Report every line below that has the string "label" in it.

-- Records provided follows --

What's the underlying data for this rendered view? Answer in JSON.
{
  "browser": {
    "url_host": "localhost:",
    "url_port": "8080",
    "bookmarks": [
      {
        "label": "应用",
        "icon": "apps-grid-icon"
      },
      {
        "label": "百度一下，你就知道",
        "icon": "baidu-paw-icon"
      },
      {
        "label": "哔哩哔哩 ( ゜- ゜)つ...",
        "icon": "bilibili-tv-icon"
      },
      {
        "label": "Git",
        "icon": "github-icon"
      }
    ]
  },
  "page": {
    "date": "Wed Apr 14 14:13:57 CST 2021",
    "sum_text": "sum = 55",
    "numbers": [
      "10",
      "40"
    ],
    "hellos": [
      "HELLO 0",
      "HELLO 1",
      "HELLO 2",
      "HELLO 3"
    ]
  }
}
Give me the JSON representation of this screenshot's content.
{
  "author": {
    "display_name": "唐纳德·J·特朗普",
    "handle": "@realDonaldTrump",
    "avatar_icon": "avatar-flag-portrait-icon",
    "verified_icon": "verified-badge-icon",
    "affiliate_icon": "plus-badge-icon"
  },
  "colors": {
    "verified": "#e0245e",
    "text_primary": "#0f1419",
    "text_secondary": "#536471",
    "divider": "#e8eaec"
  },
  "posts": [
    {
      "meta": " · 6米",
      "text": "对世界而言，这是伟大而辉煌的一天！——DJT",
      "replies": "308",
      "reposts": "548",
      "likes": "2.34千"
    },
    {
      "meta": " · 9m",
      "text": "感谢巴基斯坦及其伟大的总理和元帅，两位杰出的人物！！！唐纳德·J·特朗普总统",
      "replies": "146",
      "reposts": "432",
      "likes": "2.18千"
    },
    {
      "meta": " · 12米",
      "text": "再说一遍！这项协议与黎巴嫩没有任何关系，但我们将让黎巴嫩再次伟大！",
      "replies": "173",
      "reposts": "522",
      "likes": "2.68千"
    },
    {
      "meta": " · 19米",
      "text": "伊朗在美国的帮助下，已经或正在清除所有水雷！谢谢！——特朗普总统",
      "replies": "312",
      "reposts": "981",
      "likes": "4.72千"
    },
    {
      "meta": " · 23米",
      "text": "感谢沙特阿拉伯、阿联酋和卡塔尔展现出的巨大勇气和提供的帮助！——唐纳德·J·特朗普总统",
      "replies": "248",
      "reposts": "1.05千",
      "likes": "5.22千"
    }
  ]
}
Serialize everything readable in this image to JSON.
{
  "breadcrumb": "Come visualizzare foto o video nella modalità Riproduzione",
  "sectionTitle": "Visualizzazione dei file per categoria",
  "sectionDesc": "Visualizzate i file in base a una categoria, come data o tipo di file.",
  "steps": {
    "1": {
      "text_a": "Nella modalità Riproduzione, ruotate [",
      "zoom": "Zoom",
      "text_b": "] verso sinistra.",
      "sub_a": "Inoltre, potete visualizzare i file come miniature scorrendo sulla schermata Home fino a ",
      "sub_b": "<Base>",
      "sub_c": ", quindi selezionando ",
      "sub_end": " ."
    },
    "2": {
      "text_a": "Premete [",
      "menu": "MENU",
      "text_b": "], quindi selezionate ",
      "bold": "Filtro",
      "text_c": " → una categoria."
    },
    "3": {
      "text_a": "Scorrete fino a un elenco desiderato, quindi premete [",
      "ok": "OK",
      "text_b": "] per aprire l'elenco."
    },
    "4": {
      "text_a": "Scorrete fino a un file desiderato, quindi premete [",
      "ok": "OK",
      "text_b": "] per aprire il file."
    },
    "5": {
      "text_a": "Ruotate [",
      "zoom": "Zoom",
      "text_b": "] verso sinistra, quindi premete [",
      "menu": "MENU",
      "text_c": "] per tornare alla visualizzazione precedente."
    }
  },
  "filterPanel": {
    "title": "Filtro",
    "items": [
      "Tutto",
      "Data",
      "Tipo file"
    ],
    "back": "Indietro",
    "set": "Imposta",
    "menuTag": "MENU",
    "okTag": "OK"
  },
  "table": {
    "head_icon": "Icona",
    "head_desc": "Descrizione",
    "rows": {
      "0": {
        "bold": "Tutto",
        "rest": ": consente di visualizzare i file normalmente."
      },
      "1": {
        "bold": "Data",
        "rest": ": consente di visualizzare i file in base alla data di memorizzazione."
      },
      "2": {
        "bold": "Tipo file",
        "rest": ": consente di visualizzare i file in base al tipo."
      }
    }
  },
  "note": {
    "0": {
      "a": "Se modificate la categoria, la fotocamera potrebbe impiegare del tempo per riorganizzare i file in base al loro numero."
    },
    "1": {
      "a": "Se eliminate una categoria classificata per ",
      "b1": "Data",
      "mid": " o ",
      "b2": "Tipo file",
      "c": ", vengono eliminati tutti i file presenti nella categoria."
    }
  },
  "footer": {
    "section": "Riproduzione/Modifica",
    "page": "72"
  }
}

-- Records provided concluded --

### Response to the task
        "label": "应用",
        "label": "百度一下，你就知道",
        "label": "哔哩哔哩 ( ゜- ゜)つ...",
        "label": "Git",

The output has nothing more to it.